TransUnion, one of the three nationwide credit reporting bureaus, has forecast that the U.S. economy will stop adding many more mortgages to the delinquency pool in 2012 and will instead begin to work through the existing housing stock.
“Although house prices and unemployment will likely face continued pressure next year, this forecast calls for gradual improvements in the second half of 2012 to other key variables, like improving credit quality of new originations, consumer confidence and GDP, that will positively influence homeowners’ ability and willingness to pay their mortgages,” said Tim Martin, group vice president of U.S. Housing in TransUnion’s financial services business unit. “If things go as expected, there are no additional negative shocks to the U.S. economy and the average borrowers situation, mortgage delinquencies could fall as much as 16% in 2012 compared to 2011.”
Charlie Wise, director of research and consulting for TransUnion, blamed much of the lagging mortgage delinquency trend on the robo-signing controversies that, he said, inhibited the larger mortgage servicers from working through their delinquencies.

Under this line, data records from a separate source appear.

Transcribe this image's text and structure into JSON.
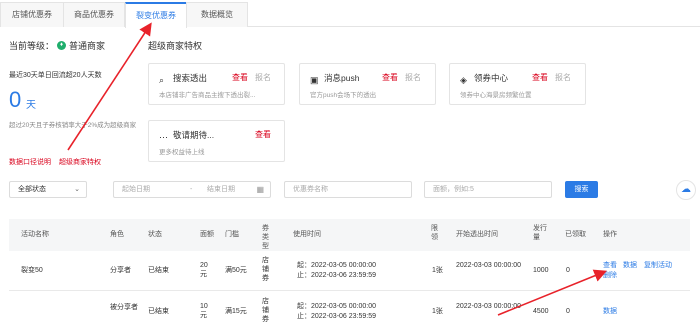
{
  "tabs": [
    "店铺优惠券",
    "商品优惠券",
    "裂变优惠券",
    "数据概览"
  ],
  "level": {
    "label": "当前等级：",
    "value": "普通商家"
  },
  "stats": {
    "line": "最近30天单日回流超20人天数",
    "value": "0",
    "unit": "天",
    "note": "超过20天且子券核销率大于2%成为超级商家"
  },
  "links": [
    "数据口径说明",
    "超级商家特权"
  ],
  "privileges": {
    "title": "超级商家特权",
    "cards": [
      {
        "icon": "search-icon",
        "name": "搜索透出",
        "view": "查看",
        "signup": "报名",
        "desc": "本店铺非广告商品主搜下透出裂..."
      },
      {
        "icon": "chat-icon",
        "name": "消息push",
        "view": "查看",
        "signup": "报名",
        "desc": "官方push会场下的透出"
      },
      {
        "icon": "ticket-icon",
        "name": "领券中心",
        "view": "查看",
        "signup": "报名",
        "desc": "领券中心海景房频繁位置"
      },
      {
        "icon": "ellipsis-icon",
        "name": "敬请期待...",
        "view": "查看",
        "signup": "",
        "desc": "更多权益待上线"
      }
    ]
  },
  "filters": {
    "status": "全部状态",
    "start_date": "起始日期",
    "sep": "-",
    "end_date": "结束日期",
    "coupon_name": "优惠券名称",
    "amount": "面额，例如:5",
    "search": "搜索"
  },
  "table": {
    "headers": [
      "活动名称",
      "角色",
      "状态",
      "面额",
      "门槛",
      "券类型",
      "使用时间",
      "限领",
      "开始透出时间",
      "发行量",
      "已领取",
      "操作"
    ],
    "rows": [
      {
        "name": "裂变50",
        "role": "分享者",
        "status": "已结束",
        "amount": "20元",
        "threshold": "满50元",
        "type": "店铺券",
        "time_start": "起：2022-03-05 00:00:00",
        "time_end": "止：2022-03-06 23:59:59",
        "limit": "1张",
        "start": "2022-03-03 00:00:00",
        "issued": "1000",
        "received": "0",
        "actions": [
          "查看",
          "数据",
          "复制活动",
          "删除"
        ]
      },
      {
        "name": "",
        "role": "被分享者",
        "status": "已结束",
        "amount": "10元",
        "threshold": "满15元",
        "type": "店铺券",
        "time_start": "起：2022-03-05 00:00:00",
        "time_end": "止：2022-03-06 23:59:59",
        "limit": "1张",
        "start": "2022-03-03 00:00:00",
        "issued": "4500",
        "received": "0",
        "actions": [
          "数据"
        ]
      }
    ]
  },
  "colors": {
    "accent": "#2b7be5",
    "danger": "#d9001b",
    "annotation_arrow": "#e8222a"
  }
}
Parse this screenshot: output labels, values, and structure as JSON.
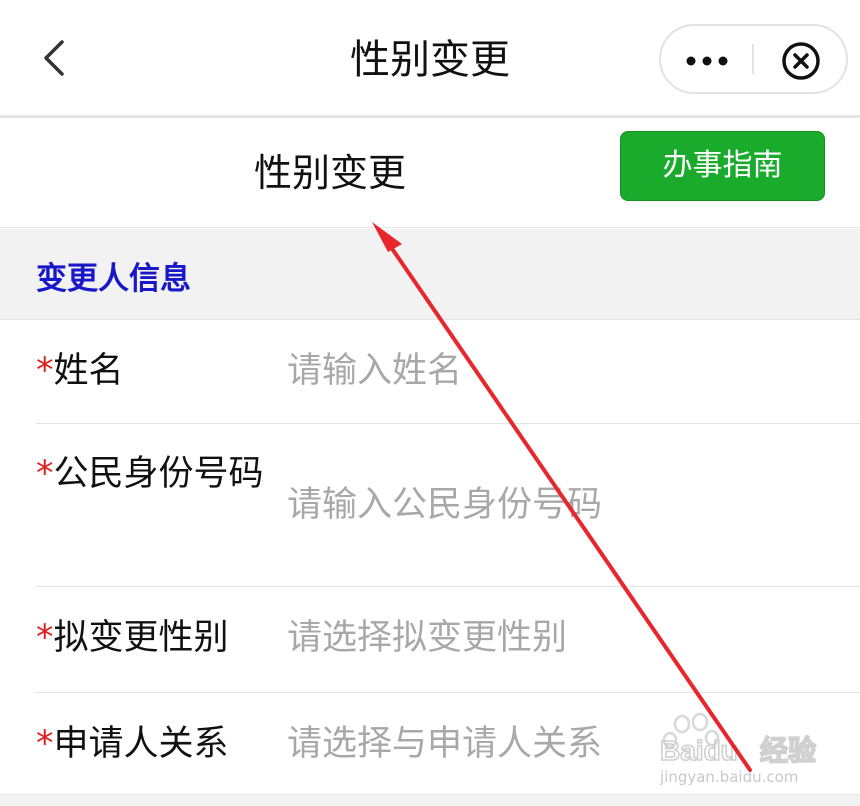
{
  "navbar": {
    "title": "性别变更",
    "back_icon": "chevron-left-icon",
    "more_icon": "more-dots-icon",
    "close_icon": "close-circle-icon"
  },
  "header": {
    "title": "性别变更",
    "guide_button_label": "办事指南",
    "guide_button_color": "#1aab2c"
  },
  "section": {
    "title": "变更人信息",
    "title_color": "#1818c8"
  },
  "form": {
    "required_mark": "*",
    "fields": [
      {
        "label": "姓名",
        "placeholder": "请输入姓名"
      },
      {
        "label": "公民身份号码",
        "placeholder": "请输入公民身份号码"
      },
      {
        "label": "拟变更性别",
        "placeholder": "请选择拟变更性别"
      },
      {
        "label": "申请人关系",
        "placeholder": "请选择与申请人关系"
      }
    ]
  },
  "watermark": {
    "brand": "Baidu",
    "brand_cn": "经验",
    "url": "jingyan.baidu.com"
  },
  "annotation": {
    "arrow_color": "#e8262b"
  }
}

This should clear up in 2012, Wise said.
The credit bureau also predicted that credit card delinquencies would continue at their current near-record lows.
“Credit card delinquencies are expected to remain fairly steady in 2012, ranging between 0.69% and 0.76%, levels far below those typically observed in the last 15 years,” said Steve Chaouki, group vice president in TransUnion’s financial services business unit. “In today’s uncertain economy, consumers have found that credit cards are among their most valued assets due to the flexibility they provide. As a result, consumers have made a concerted effort to make on-time payments and maintain relatively low balances. In fact, credit card debt per borrower in the third quarter of 2011 stood at $4,762, approximately $1,000 less than the second quarter of 2009, the quarter in which the recession ended.”
Wise added that credit card delinquencies are likely to remain lower because many of the consumers who had lower credit scores and more troubled credit histories have already been winnowed out of the industry.